» **HOW TO COMPLETE THIS TASK**
Only the lines with "icon" in them need to be copied from the listing.

» **DATA PROVIDED**
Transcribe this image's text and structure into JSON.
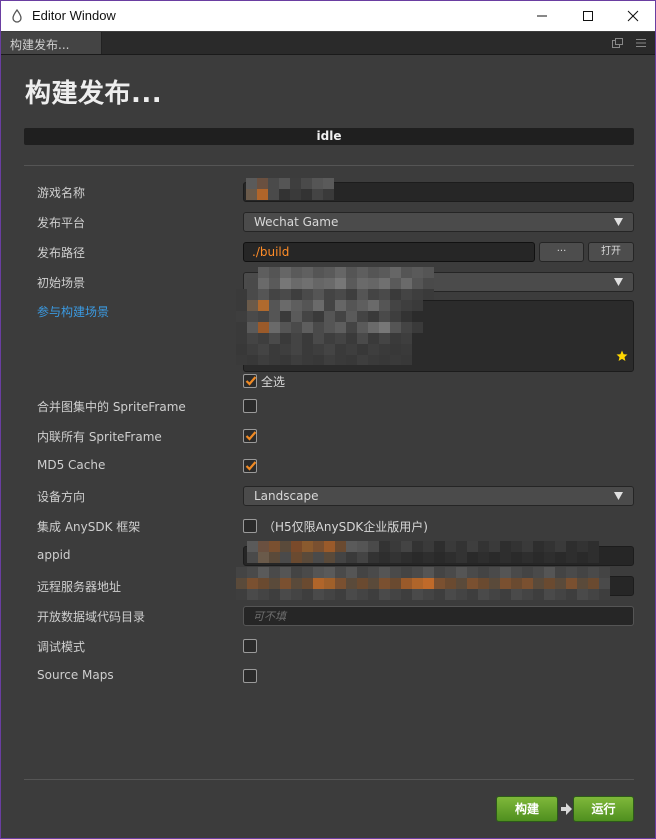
{
  "window": {
    "title": "Editor Window",
    "minimize_icon": "minimize-icon",
    "maximize_icon": "maximize-icon",
    "close_icon": "close-icon"
  },
  "tab": {
    "label": "构建发布..."
  },
  "page": {
    "heading": "构建发布...",
    "status": "idle"
  },
  "form": {
    "game_name": {
      "label": "游戏名称"
    },
    "platform": {
      "label": "发布平台",
      "value": "Wechat Game"
    },
    "build_path": {
      "label": "发布路径",
      "value": "./build",
      "browse_label": "···",
      "open_label": "打开"
    },
    "start_scene": {
      "label": "初始场景"
    },
    "included_scenes": {
      "label": "参与构建场景",
      "select_all_label": "全选"
    },
    "merge_sprite_frames": {
      "label": "合并图集中的 SpriteFrame",
      "checked": false
    },
    "inline_sprite_frames": {
      "label": "内联所有 SpriteFrame",
      "checked": true
    },
    "md5_cache": {
      "label": "MD5 Cache",
      "checked": true
    },
    "orientation": {
      "label": "设备方向",
      "value": "Landscape"
    },
    "anysdk": {
      "label": "集成 AnySDK 框架",
      "note": "（H5仅限AnySDK企业版用户)",
      "checked": false
    },
    "appid": {
      "label": "appid"
    },
    "remote_server": {
      "label": "远程服务器地址"
    },
    "open_data_dir": {
      "label": "开放数据域代码目录",
      "placeholder": "可不填"
    },
    "debug": {
      "label": "调试模式",
      "checked": false
    },
    "source_maps": {
      "label": "Source Maps",
      "checked": false
    }
  },
  "actions": {
    "build_label": "构建",
    "run_label": "运行"
  },
  "colors": {
    "accent_orange": "#ff8c27",
    "link_blue": "#3b9ae1",
    "button_green": "#5fa02a"
  }
}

» **REPLY TO THE EXERCISE**
    "minimize_icon": "minimize-icon",
    "maximize_icon": "maximize-icon",
    "close_icon": "close-icon"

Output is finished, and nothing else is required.